▶ **What this task involves**:
Write out all the entries below without any change.

▶ **Material supplied**:
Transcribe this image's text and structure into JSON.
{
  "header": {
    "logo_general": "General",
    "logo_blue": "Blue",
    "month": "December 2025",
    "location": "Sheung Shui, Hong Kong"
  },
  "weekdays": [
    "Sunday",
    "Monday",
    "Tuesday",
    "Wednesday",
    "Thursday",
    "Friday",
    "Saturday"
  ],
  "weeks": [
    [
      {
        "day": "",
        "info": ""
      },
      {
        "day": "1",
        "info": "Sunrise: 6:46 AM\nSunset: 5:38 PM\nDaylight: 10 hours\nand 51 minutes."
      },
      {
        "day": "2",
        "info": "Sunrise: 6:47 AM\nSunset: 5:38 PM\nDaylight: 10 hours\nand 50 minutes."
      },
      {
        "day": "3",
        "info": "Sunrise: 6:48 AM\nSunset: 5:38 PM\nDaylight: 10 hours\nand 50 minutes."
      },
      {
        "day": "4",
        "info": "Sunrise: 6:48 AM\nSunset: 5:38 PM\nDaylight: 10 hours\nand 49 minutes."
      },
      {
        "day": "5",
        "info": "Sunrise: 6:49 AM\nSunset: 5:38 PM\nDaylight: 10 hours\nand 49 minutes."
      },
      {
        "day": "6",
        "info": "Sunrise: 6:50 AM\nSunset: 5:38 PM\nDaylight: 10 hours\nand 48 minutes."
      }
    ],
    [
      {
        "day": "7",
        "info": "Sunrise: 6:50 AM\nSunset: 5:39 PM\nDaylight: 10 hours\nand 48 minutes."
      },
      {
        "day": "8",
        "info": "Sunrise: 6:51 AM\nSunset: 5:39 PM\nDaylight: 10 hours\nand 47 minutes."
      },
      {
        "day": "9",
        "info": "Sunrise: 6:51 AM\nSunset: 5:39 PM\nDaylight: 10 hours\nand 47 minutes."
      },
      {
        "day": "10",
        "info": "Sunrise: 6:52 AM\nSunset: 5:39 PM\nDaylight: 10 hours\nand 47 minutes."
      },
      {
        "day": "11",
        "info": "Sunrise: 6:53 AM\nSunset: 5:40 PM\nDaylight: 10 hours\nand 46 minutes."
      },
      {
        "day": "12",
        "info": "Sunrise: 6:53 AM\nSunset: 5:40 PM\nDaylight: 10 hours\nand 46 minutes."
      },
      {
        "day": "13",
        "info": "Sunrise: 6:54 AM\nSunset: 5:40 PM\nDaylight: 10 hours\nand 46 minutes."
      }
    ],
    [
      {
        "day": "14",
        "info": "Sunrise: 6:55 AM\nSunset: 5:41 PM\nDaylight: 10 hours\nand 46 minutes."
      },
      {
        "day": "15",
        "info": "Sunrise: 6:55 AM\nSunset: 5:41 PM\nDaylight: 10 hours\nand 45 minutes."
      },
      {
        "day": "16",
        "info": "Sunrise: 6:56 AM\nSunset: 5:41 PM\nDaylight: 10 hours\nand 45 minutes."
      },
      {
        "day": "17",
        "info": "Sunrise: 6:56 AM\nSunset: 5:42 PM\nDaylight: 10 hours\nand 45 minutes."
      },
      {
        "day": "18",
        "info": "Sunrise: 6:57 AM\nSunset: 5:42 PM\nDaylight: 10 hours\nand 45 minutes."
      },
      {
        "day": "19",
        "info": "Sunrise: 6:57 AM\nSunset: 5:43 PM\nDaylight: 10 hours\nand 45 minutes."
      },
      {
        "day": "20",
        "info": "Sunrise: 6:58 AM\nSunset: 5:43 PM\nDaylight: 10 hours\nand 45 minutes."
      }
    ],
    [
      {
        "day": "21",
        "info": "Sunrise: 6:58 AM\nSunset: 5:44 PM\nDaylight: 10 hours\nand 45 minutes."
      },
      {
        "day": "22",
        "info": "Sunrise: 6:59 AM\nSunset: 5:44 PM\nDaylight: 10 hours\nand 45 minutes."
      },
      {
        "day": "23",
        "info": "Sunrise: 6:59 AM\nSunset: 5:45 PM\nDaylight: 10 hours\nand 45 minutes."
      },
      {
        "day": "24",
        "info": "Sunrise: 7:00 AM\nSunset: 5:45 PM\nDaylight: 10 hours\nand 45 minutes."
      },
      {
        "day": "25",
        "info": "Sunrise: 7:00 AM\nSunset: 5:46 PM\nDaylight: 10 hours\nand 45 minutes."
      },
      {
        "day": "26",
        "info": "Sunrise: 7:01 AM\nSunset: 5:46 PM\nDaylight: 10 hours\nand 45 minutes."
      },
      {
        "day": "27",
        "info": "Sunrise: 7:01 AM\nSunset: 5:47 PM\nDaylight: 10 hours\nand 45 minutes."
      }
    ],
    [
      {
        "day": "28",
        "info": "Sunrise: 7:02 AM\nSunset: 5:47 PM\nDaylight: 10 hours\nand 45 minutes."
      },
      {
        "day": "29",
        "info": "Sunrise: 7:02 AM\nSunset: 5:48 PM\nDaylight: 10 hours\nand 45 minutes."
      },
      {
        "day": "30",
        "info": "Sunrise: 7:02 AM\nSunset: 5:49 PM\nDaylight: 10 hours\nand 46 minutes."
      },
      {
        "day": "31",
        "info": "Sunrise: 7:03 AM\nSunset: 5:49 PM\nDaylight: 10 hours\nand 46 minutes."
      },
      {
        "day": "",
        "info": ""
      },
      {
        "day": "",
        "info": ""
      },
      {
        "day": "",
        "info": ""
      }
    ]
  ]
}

▶ **Solution for this exercise**:
Transcribe this image's text and structure into JSON.
{
  "header": {
    "logo_general": "General",
    "logo_blue": "Blue",
    "month": "December 2025",
    "location": "Sheung Shui, Hong Kong"
  },
  "weekdays": [
    "Sunday",
    "Monday",
    "Tuesday",
    "Wednesday",
    "Thursday",
    "Friday",
    "Saturday"
  ],
  "weeks": [
    [
      {
        "day": "",
        "info": ""
      },
      {
        "day": "1",
        "info": "Sunrise: 6:46 AM\nSunset: 5:38 PM\nDaylight: 10 hours\nand 51 minutes."
      },
      {
        "day": "2",
        "info": "Sunrise: 6:47 AM\nSunset: 5:38 PM\nDaylight: 10 hours\nand 50 minutes."
      },
      {
        "day": "3",
        "info": "Sunrise: 6:48 AM\nSunset: 5:38 PM\nDaylight: 10 hours\nand 50 minutes."
      },
      {
        "day": "4",
        "info": "Sunrise: 6:48 AM\nSunset: 5:38 PM\nDaylight: 10 hours\nand 49 minutes."
      },
      {
        "day": "5",
        "info": "Sunrise: 6:49 AM\nSunset: 5:38 PM\nDaylight: 10 hours\nand 49 minutes."
      },
      {
        "day": "6",
        "info": "Sunrise: 6:50 AM\nSunset: 5:38 PM\nDaylight: 10 hours\nand 48 minutes."
      }
    ],
    [
      {
        "day": "7",
        "info": "Sunrise: 6:50 AM\nSunset: 5:39 PM\nDaylight: 10 hours\nand 48 minutes."
      },
      {
        "day": "8",
        "info": "Sunrise: 6:51 AM\nSunset: 5:39 PM\nDaylight: 10 hours\nand 47 minutes."
      },
      {
        "day": "9",
        "info": "Sunrise: 6:51 AM\nSunset: 5:39 PM\nDaylight: 10 hours\nand 47 minutes."
      },
      {
        "day": "10",
        "info": "Sunrise: 6:52 AM\nSunset: 5:39 PM\nDaylight: 10 hours\nand 47 minutes."
      },
      {
        "day": "11",
        "info": "Sunrise: 6:53 AM\nSunset: 5:40 PM\nDaylight: 10 hours\nand 46 minutes."
      },
      {
        "day": "12",
        "info": "Sunrise: 6:53 AM\nSunset: 5:40 PM\nDaylight: 10 hours\nand 46 minutes."
      },
      {
        "day": "13",
        "info": "Sunrise: 6:54 AM\nSunset: 5:40 PM\nDaylight: 10 hours\nand 46 minutes."
      }
    ],
    [
      {
        "day": "14",
        "info": "Sunrise: 6:55 AM\nSunset: 5:41 PM\nDaylight: 10 hours\nand 46 minutes."
      },
      {
        "day": "15",
        "info": "Sunrise: 6:55 AM\nSunset: 5:41 PM\nDaylight: 10 hours\nand 45 minutes."
      },
      {
        "day": "16",
        "info": "Sunrise: 6:56 AM\nSunset: 5:41 PM\nDaylight: 10 hours\nand 45 minutes."
      },
      {
        "day": "17",
        "info": "Sunrise: 6:56 AM\nSunset: 5:42 PM\nDaylight: 10 hours\nand 45 minutes."
      },
      {
        "day": "18",
        "info": "Sunrise: 6:57 AM\nSunset: 5:42 PM\nDaylight: 10 hours\nand 45 minutes."
      },
      {
        "day": "19",
        "info": "Sunrise: 6:57 AM\nSunset: 5:43 PM\nDaylight: 10 hours\nand 45 minutes."
      },
      {
        "day": "20",
        "info": "Sunrise: 6:58 AM\nSunset: 5:43 PM\nDaylight: 10 hours\nand 45 minutes."
      }
    ],
    [
      {
        "day": "21",
        "info": "Sunrise: 6:58 AM\nSunset: 5:44 PM\nDaylight: 10 hours\nand 45 minutes."
      },
      {
        "day": "22",
        "info": "Sunrise: 6:59 AM\nSunset: 5:44 PM\nDaylight: 10 hours\nand 45 minutes."
      },
      {
        "day": "23",
        "info": "Sunrise: 6:59 AM\nSunset: 5:45 PM\nDaylight: 10 hours\nand 45 minutes."
      },
      {
        "day": "24",
        "info": "Sunrise: 7:00 AM\nSunset: 5:45 PM\nDaylight: 10 hours\nand 45 minutes."
      },
      {
        "day": "25",
        "info": "Sunrise: 7:00 AM\nSunset: 5:46 PM\nDaylight: 10 hours\nand 45 minutes."
      },
      {
        "day": "26",
        "info": "Sunrise: 7:01 AM\nSunset: 5:46 PM\nDaylight: 10 hours\nand 45 minutes."
      },
      {
        "day": "27",
        "info": "Sunrise: 7:01 AM\nSunset: 5:47 PM\nDaylight: 10 hours\nand 45 minutes."
      }
    ],
    [
      {
        "day": "28",
        "info": "Sunrise: 7:02 AM\nSunset: 5:47 PM\nDaylight: 10 hours\nand 45 minutes."
      },
      {
        "day": "29",
        "info": "Sunrise: 7:02 AM\nSunset: 5:48 PM\nDaylight: 10 hours\nand 45 minutes."
      },
      {
        "day": "30",
        "info": "Sunrise: 7:02 AM\nSunset: 5:49 PM\nDaylight: 10 hours\nand 46 minutes."
      },
      {
        "day": "31",
        "info": "Sunrise: 7:03 AM\nSunset: 5:49 PM\nDaylight: 10 hours\nand 46 minutes."
      },
      {
        "day": "",
        "info": ""
      },
      {
        "day": "",
        "info": ""
      },
      {
        "day": "",
        "info": ""
      }
    ]
  ]
}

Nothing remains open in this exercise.